He made sure he was in the shadows of the side alleys. They were very visible and very much approachable. His was a face of not wanting to make eye contact; their eyes looked to seek you out. Three different faces, all three homeless. Seeing him for the first time, I was struck by the way he seemed to want to remain from the public eye. You had to look to find him. I’ll remember this grown man and the way he would stack his thirty or forty pennies in neat piles, with a pyramid of ten or twelve silver colored coins closer to his reach. Handing him a few dollars, he would hurry off to get something to eat. A temporary fix to a long-term problem. They have been on the move since Katrina took their home. This is their tenth city in half as many years. They were barely able to make ends meet when they had a roof over their heads. Every possession they owned, gone in one night. “Thank God for the Peanut Butter and Jelly kids, or we wouldn’t eat tonight.” Once a week the college students in this town help by setting up an assembly line of sandwich makers. “The line gets longer every week” one of the students told me.
Perhaps I have been blind to the fact of homelessness because of not personally witnessing it before I left on The Kindness Bus Tour. Homelessness is everywhere I have traveled. It seems to be growing as I make my way south. I hope this is due to the fact it is warmer in the south. Today’s economy is, I’m sure, taking its toll in every sector of our country.
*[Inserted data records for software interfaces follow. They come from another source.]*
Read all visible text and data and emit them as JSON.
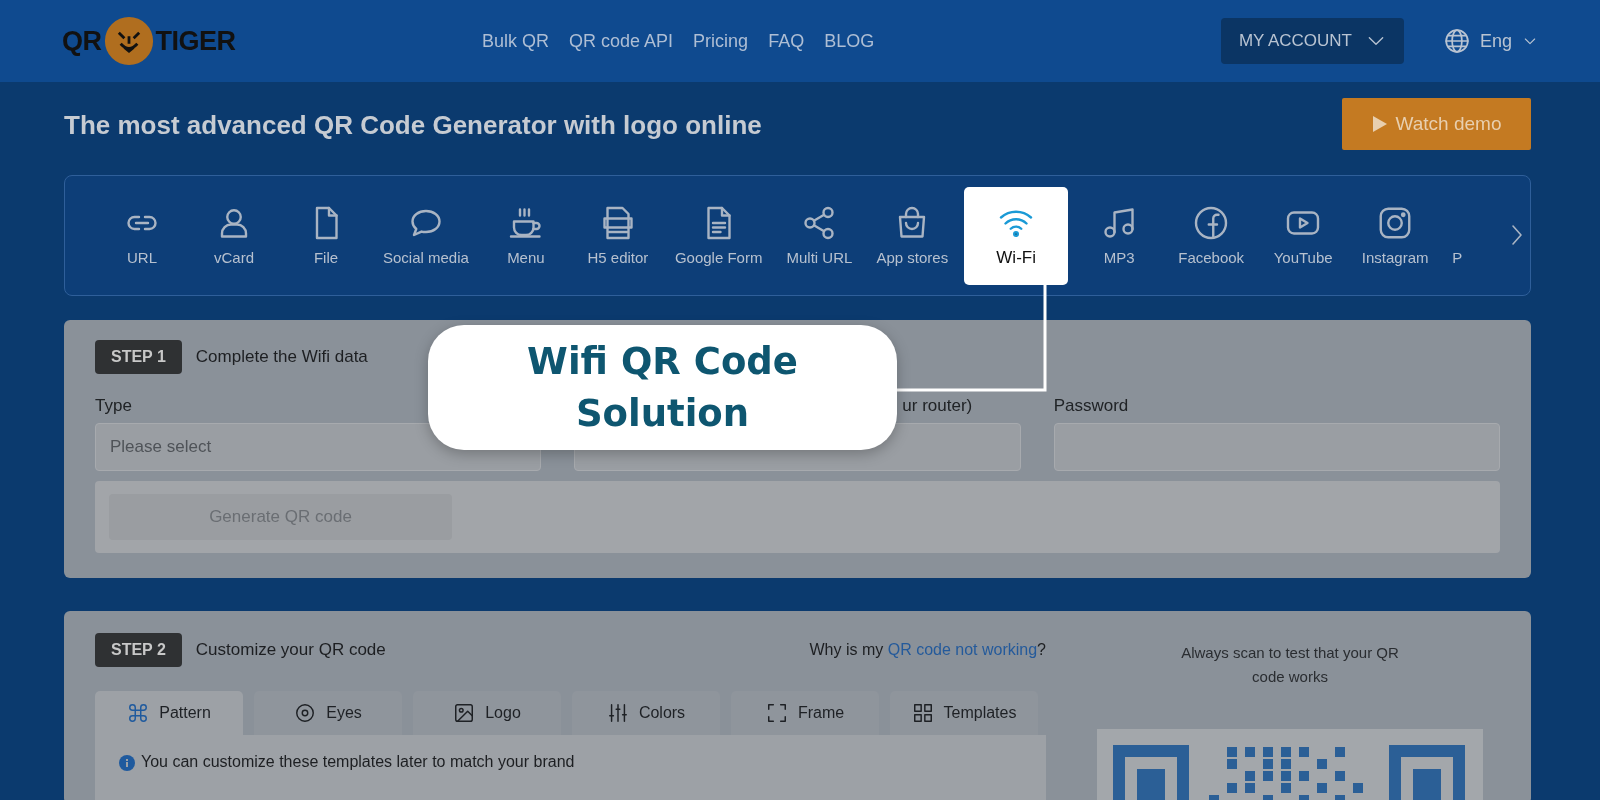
{
  "header": {
    "logo": {
      "left": "QR",
      "right": "TIGER"
    },
    "nav": [
      "Bulk QR",
      "QR code API",
      "Pricing",
      "FAQ",
      "BLOG"
    ],
    "account_button": "MY ACCOUNT",
    "language": "Eng"
  },
  "title": "The most advanced QR Code Generator with logo online",
  "watch_demo": "Watch demo",
  "type_tabs": [
    {
      "label": "URL",
      "selected": false
    },
    {
      "label": "vCard",
      "selected": false
    },
    {
      "label": "File",
      "selected": false
    },
    {
      "label": "Social media",
      "selected": false
    },
    {
      "label": "Menu",
      "selected": false
    },
    {
      "label": "H5 editor",
      "selected": false
    },
    {
      "label": "Google Form",
      "selected": false
    },
    {
      "label": "Multi URL",
      "selected": false
    },
    {
      "label": "App stores",
      "selected": false
    },
    {
      "label": "Wi-Fi",
      "selected": true
    },
    {
      "label": "MP3",
      "selected": false
    },
    {
      "label": "Facebook",
      "selected": false
    },
    {
      "label": "YouTube",
      "selected": false
    },
    {
      "label": "Instagram",
      "selected": false
    },
    {
      "label": "P",
      "selected": false
    }
  ],
  "callout": "Wifi QR Code Solution",
  "step1": {
    "badge": "STEP 1",
    "heading": "Complete the Wifi data",
    "fields": [
      {
        "label": "Type",
        "placeholder": "Please select"
      },
      {
        "label": "ur router)"
      },
      {
        "label": "Password"
      }
    ],
    "generate_button": "Generate QR code"
  },
  "step2": {
    "badge": "STEP 2",
    "heading": "Customize your QR code",
    "help_text": "Why is my",
    "help_link": "QR code not working",
    "help_end": "?",
    "tabs": [
      {
        "label": "Pattern",
        "selected": true
      },
      {
        "label": "Eyes",
        "selected": false
      },
      {
        "label": "Logo",
        "selected": false
      },
      {
        "label": "Colors",
        "selected": false
      },
      {
        "label": "Frame",
        "selected": false
      },
      {
        "label": "Templates",
        "selected": false
      }
    ],
    "info": "You can customize these templates later to match your brand",
    "scan_hint": "Always scan to test that your QR code works"
  }
}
I see more and more of it and I plan on giving more attention to the plight of the homeless and I hope everyone else will too.